Arnar: The CSM is included up until a very specific point. The CSM is an excellent sounding board, but we can't really put ourselves in a position where they start dictating business policy or business strategy. We involved them in the development of the NeX store and the items themselves but when we came to the pricing itself, it was just a process that we took outside of normal development processes. I'm not going to say it was right or wrong, that's just the way it went.

The Mittani: I can probably speak a little more freely because of my position. From the CSM statement, it should be obvious that the rollout of the NeX exchange was a debacle from the player perspective. One of the action points that is coming out of the summit is that CCP should have explicitly stated their tiering strategy -- explained it in a devblog and showed the visual targets for the items in the noble exchange. Had they done this, most of the controversy regarding the noble exchange would have vanished in a puff of logic.

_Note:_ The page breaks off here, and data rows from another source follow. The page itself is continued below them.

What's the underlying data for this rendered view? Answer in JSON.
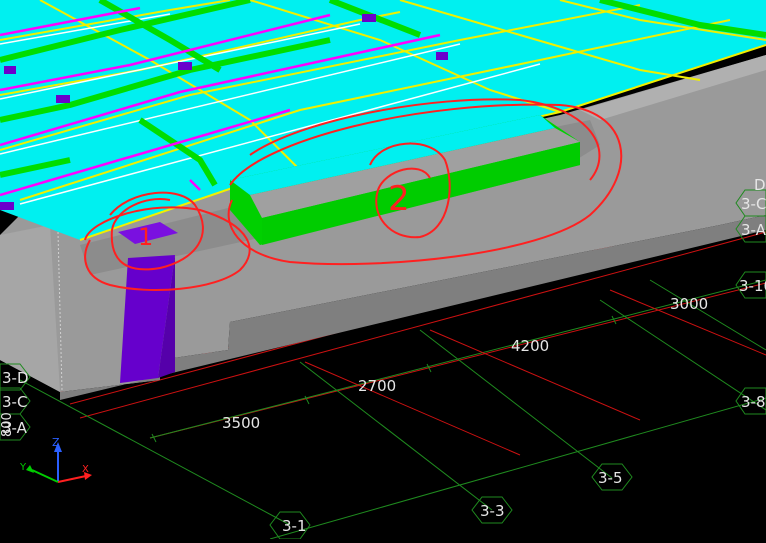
{
  "viewport": {
    "background": "#000000",
    "colors": {
      "slab": "#00ffff",
      "beam_green": "#00e600",
      "beam_yellow": "#f0f000",
      "beam_magenta": "#ff00ff",
      "concrete": "#999999",
      "column": "#6600cc",
      "grid_red": "#cc1111",
      "grid_green": "#1f8a1f",
      "annotation": "#ff2020",
      "label_text": "#e6e6e6"
    },
    "dimensions": {
      "d3500": "3500",
      "d2700": "2700",
      "d4200": "4200",
      "d3000": "3000"
    },
    "axis_labels": {
      "a_3_1": "3-1",
      "a_3_3": "3-3",
      "a_3_5": "3-5",
      "a_3_8": "3-8",
      "a_3_10": "3-10",
      "a_3_A_right": "3-A",
      "a_3_C_right": "3-C",
      "a_3_D_right": "D",
      "a_3_D_left": "3-D",
      "a_3_C_left": "3-C",
      "a_3_A_left": "3-A",
      "edge_left": "800"
    },
    "annotations": {
      "circle_1_text": "1",
      "circle_2_text": "2"
    },
    "triad": {
      "z": "Z",
      "x": "X",
      "y": "Y"
    }
  }
}
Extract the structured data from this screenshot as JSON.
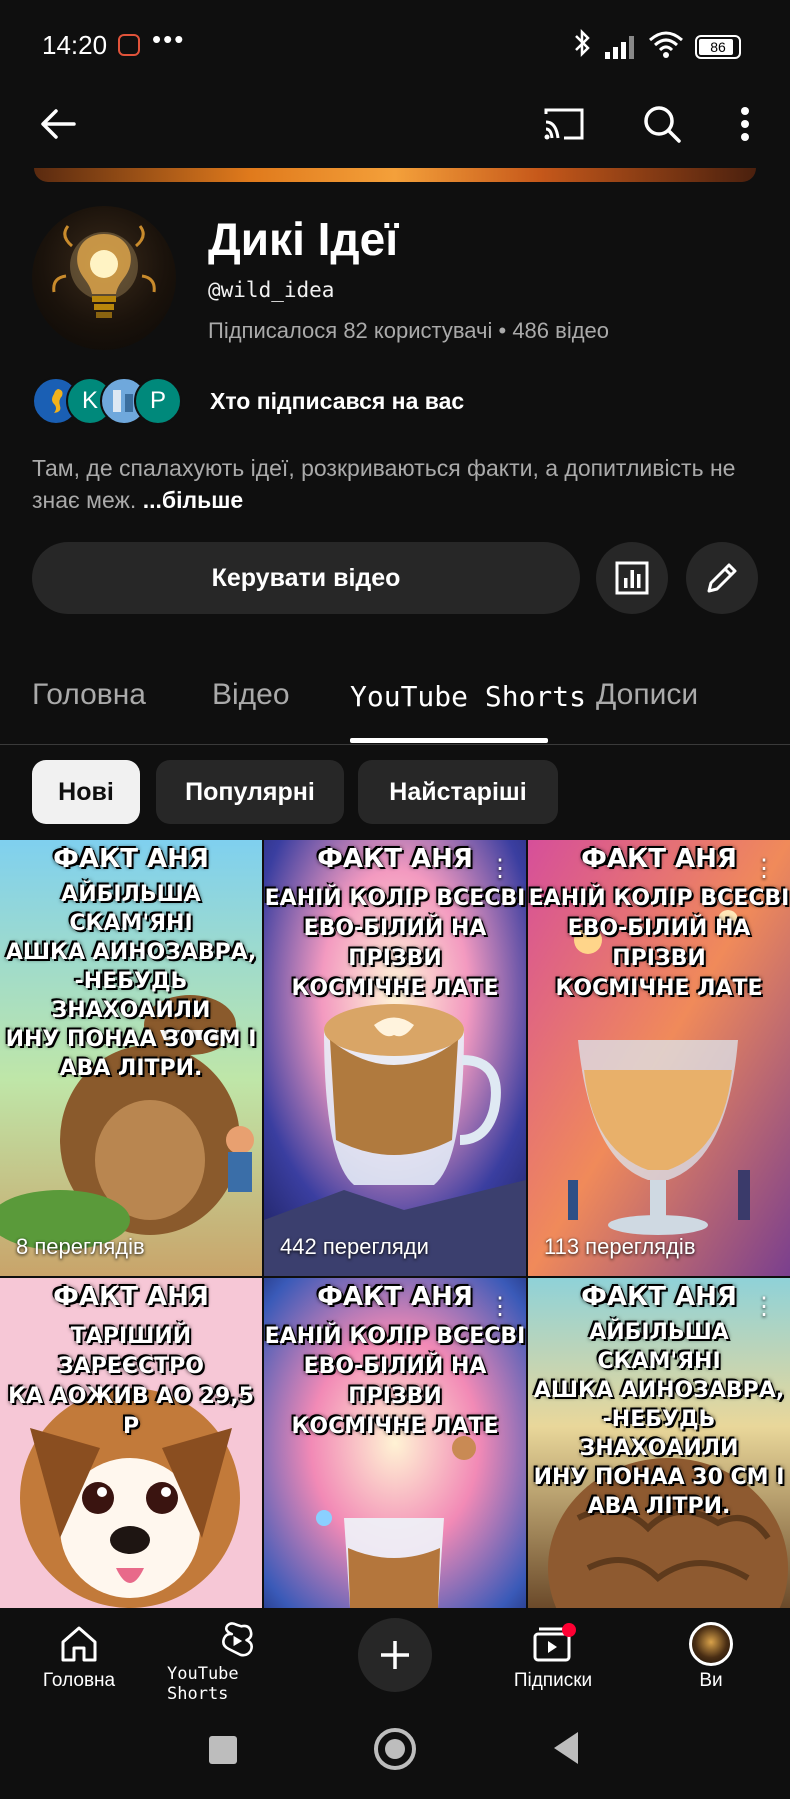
{
  "status_bar": {
    "time": "14:20",
    "more_glyph": "•••",
    "battery": "86",
    "icons": [
      "notification-app-icon",
      "bluetooth-icon",
      "signal-icon",
      "wifi-icon",
      "battery-icon"
    ]
  },
  "app_bar": {
    "icons": [
      "back-arrow-icon",
      "cast-icon",
      "search-icon",
      "more-vert-icon"
    ]
  },
  "channel": {
    "name": "Дикі Ідеї",
    "handle": "@wild_idea",
    "meta": "Підписалося 82 користувачі • 486 відео",
    "subscribers_label": "Хто підписався на вас",
    "subscriber_avatars": [
      {
        "letter": "",
        "color": "#1a5fb4"
      },
      {
        "letter": "K",
        "color": "#00897b"
      },
      {
        "letter": "",
        "color": "#6fa8dc"
      },
      {
        "letter": "P",
        "color": "#00897b"
      }
    ],
    "description": "Там, де спалахують ідеї, розкриваються факти, а допитливість не знає меж.",
    "more_label": "...більше",
    "manage_button": "Керувати відео",
    "stats_icon": "analytics-icon",
    "edit_icon": "pencil-icon"
  },
  "tabs": [
    {
      "label": "Головна",
      "active": false
    },
    {
      "label": "Відео",
      "active": false
    },
    {
      "label": "YouTube Shorts",
      "active": true
    },
    {
      "label": "Дописи",
      "active": false
    }
  ],
  "chips": [
    {
      "label": "Нові",
      "active": true
    },
    {
      "label": "Популярні",
      "active": false
    },
    {
      "label": "Найстаріші",
      "active": false
    }
  ],
  "shorts": [
    {
      "header": "ФАКТ АНЯ",
      "caption": [
        "АЙБІЛЬША СКАМ'ЯНІ",
        "АШКА АИНОЗАВРА,",
        "-НЕБУДЬ ЗНАХОАИЛИ",
        "ИНУ ПОНАА 30 СМ І",
        "АВА ЛІТРИ."
      ],
      "views": "8 переглядів",
      "theme": "dino"
    },
    {
      "header": "ФАКТ АНЯ",
      "caption": [
        "ЕАНІЙ КОЛІР ВСЕСВІ",
        "ЕВО-БІЛИЙ НА ПРІЗВИ",
        "КОСМІЧНЕ ЛАТЕ"
      ],
      "views": "442 перегляди",
      "theme": "latte"
    },
    {
      "header": "ФАКТ АНЯ",
      "caption": [
        "ЕАНІЙ КОЛІР ВСЕСВІ",
        "ЕВО-БІЛИЙ НА ПРІЗВИ",
        "КОСМІЧНЕ ЛАТЕ"
      ],
      "views": "113 переглядів",
      "theme": "glass"
    },
    {
      "header": "ФАКТ АНЯ",
      "caption": [
        "ТАРІШИЙ ЗАРЕЄСТРО",
        "КА АОЖИВ АО 29,5 Р"
      ],
      "views": "",
      "theme": "dog"
    },
    {
      "header": "ФАКТ АНЯ",
      "caption": [
        "ЕАНІЙ КОЛІР ВСЕСВІ",
        "ЕВО-БІЛИЙ НА ПРІЗВИ",
        "КОСМІЧНЕ ЛАТЕ"
      ],
      "views": "",
      "theme": "latte2"
    },
    {
      "header": "ФАКТ АНЯ",
      "caption": [
        "АЙБІЛЬША СКАМ'ЯНІ",
        "АШКА АИНОЗАВРА,",
        "-НЕБУДЬ ЗНАХОАИЛИ",
        "ИНУ ПОНАА 30 СМ І",
        "АВА ЛІТРИ."
      ],
      "views": "",
      "theme": "rock"
    }
  ],
  "bottom_nav": [
    {
      "label": "Головна",
      "icon": "home-icon"
    },
    {
      "label": "YouTube Shorts",
      "icon": "shorts-icon"
    },
    {
      "label": "",
      "icon": "create-plus-icon"
    },
    {
      "label": "Підписки",
      "icon": "subscriptions-icon"
    },
    {
      "label": "Ви",
      "icon": "you-avatar-icon"
    }
  ],
  "system_nav": {
    "icons": [
      "recents-square-icon",
      "home-circle-icon",
      "back-triangle-icon"
    ]
  },
  "colors": {
    "background": "#0f0f0f",
    "surface": "#272727",
    "secondary_text": "#aaaaaa",
    "notification_red": "#ff0033"
  }
}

We have very good communication that we're very happy with on most of the core aspects of EVE Online. We had some contact about the items that were going to go in, but we were not consulted about the pricing strategy. It appears to me that the Noble Exchange was rushed out the door without a proper stocking of items and without a proper communication of the strategy. In hindsight, CCP probably would have delayed it for a couple of weeks to sort it out, but they didn't, and here we are.

I don't really feel terribly upset about the screw-ups about the noble exchange. I'm irked that we weren't consulted about the pricing strategy, mainly from the perspective of the lack of communication resulting in an inflaming of the playerbase. But at a fundamental level most of the people on the CSM are not particularly concerned with the sale of vanity items. CCP could charge $20,000 for a monocle for a space barbie and most of the CSM, with a couple of exceptions, wouldn't give a crap. We care about keeping gold out of the sandbox. That's my perspective on the NeX exchange. We weren't consulted about it because the people who normally consult with us were not involved in the choice of strategy.

CCP has made it clear that its current strategy involves forcing player to dock into the captain's quarters (performance permitting). Can you explain the reason behind that strategy? More specifically, would Incarna-only gameplay and incentives not be enough to get people to use it?

Arnar: Forcing players to dock at the captain's quarters is a form of what we actually wanted to get through, which is making Incarna a seamless part of the EVE Online experience. It's not so much about forcing people to dock into the captain's quarters or forcing people to use features, it's more about making it a fully integrated seamless part of the world.

I think through our discussions with the CSM last week we came to a very agreeable understanding of how to give people back the option of having the ship spinning; having this intermediate stage or something that still fits within the seamless fluid transition between flying in space and Incarna. That's something we're going to expand on a bit through design and iteration over the next months and hopefully implement some time soon.

So we will dock into our ship and then get out into the captain's quarters? From space to ship hangar to captain's quarters?

Arnar: I don't really want to comment on specific design at this point since we haven't really done it but the important part is that the entire world feels seamless and integrated, that it's not a toggle switch in your settings or something that you actively select when you dock, just that it's seamless and integrated with everything else. And we'll, of course, make designs and design ideas available whenever they become available.

Head over to page 2 for questions from other people at the conference asking about the recent controversy, EVE's survival as an MMO and the leaked documents.

This article was originally published on Massively.